**EXERCISE AIM**
Each line of the records that holds the word "screenshot" should be copied out.

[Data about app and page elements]

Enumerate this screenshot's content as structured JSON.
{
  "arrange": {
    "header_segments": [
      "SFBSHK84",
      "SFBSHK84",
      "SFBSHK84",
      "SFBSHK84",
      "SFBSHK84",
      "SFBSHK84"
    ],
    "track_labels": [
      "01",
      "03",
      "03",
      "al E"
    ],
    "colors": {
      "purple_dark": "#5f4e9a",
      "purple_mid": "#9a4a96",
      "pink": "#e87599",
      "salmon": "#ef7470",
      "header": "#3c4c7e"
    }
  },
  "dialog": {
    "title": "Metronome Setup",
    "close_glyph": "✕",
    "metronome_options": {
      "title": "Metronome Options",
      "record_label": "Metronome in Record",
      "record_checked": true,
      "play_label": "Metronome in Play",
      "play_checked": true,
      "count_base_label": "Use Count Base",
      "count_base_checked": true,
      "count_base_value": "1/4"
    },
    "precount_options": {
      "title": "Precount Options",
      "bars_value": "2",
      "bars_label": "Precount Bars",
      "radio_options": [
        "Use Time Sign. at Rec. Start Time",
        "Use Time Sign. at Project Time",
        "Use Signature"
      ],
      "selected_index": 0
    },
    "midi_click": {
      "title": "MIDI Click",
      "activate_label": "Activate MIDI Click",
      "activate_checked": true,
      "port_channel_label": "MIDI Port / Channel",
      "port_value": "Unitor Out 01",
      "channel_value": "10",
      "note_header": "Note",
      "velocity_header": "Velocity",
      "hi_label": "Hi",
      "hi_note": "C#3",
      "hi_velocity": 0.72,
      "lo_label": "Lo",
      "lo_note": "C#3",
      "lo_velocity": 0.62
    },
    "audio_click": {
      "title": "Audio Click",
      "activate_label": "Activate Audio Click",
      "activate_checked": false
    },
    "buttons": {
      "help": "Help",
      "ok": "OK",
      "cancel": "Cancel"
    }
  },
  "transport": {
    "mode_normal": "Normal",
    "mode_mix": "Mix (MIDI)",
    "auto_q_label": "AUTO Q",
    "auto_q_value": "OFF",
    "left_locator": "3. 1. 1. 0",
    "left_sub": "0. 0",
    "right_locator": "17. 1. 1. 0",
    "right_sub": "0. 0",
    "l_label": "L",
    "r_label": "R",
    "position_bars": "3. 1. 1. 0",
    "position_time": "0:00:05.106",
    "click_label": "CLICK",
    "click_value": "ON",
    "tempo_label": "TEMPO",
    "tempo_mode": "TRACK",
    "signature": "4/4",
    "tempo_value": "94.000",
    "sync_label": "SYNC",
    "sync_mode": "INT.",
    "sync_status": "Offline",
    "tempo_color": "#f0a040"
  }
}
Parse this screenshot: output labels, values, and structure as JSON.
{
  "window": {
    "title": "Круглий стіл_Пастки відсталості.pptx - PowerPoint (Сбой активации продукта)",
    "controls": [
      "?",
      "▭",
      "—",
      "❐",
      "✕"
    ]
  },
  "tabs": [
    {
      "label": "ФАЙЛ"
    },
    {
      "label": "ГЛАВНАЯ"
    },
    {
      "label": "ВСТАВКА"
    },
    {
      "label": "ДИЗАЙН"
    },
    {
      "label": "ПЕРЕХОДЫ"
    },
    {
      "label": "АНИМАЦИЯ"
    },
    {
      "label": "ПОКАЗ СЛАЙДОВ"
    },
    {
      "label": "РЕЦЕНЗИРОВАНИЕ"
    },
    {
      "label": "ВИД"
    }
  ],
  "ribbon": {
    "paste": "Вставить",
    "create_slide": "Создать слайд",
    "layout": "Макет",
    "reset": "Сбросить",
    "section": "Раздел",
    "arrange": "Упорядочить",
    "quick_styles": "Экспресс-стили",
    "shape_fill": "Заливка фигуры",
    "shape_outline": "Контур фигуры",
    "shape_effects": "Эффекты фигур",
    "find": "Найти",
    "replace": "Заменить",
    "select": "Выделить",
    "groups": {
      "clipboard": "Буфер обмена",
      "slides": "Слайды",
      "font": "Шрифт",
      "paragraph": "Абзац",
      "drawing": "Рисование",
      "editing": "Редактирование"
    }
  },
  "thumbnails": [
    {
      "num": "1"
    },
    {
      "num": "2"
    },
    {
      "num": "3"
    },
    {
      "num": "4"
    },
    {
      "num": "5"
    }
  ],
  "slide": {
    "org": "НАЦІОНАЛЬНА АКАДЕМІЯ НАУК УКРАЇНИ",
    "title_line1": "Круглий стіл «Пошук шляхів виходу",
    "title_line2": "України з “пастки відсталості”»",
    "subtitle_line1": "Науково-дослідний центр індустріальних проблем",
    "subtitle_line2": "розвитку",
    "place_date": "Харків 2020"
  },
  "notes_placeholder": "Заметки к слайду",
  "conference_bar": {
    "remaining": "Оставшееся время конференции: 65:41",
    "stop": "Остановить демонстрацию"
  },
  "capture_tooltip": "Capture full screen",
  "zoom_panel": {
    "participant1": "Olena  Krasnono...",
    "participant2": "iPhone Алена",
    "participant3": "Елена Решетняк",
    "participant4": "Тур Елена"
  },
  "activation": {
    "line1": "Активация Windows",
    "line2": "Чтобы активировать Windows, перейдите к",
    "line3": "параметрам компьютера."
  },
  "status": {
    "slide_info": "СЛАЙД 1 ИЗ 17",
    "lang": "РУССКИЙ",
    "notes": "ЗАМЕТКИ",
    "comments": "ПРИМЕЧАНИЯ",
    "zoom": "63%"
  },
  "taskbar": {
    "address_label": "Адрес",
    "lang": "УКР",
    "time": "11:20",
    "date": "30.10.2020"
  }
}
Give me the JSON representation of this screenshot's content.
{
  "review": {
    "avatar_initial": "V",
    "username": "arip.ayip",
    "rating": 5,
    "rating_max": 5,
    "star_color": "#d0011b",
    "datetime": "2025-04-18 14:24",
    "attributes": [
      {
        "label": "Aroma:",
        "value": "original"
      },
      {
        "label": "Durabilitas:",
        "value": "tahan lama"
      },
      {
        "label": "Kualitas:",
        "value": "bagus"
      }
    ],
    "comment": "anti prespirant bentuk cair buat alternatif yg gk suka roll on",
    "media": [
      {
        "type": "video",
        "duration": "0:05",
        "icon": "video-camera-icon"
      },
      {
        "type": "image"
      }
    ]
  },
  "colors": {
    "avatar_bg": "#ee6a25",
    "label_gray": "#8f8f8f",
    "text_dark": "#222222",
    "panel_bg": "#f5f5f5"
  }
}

**SOLUTION BELOW**
Enumerate this screenshot's content as structured JSON.
Parse this screenshot: output labels, values, and structure as JSON.
Give me the JSON representation of this screenshot's content.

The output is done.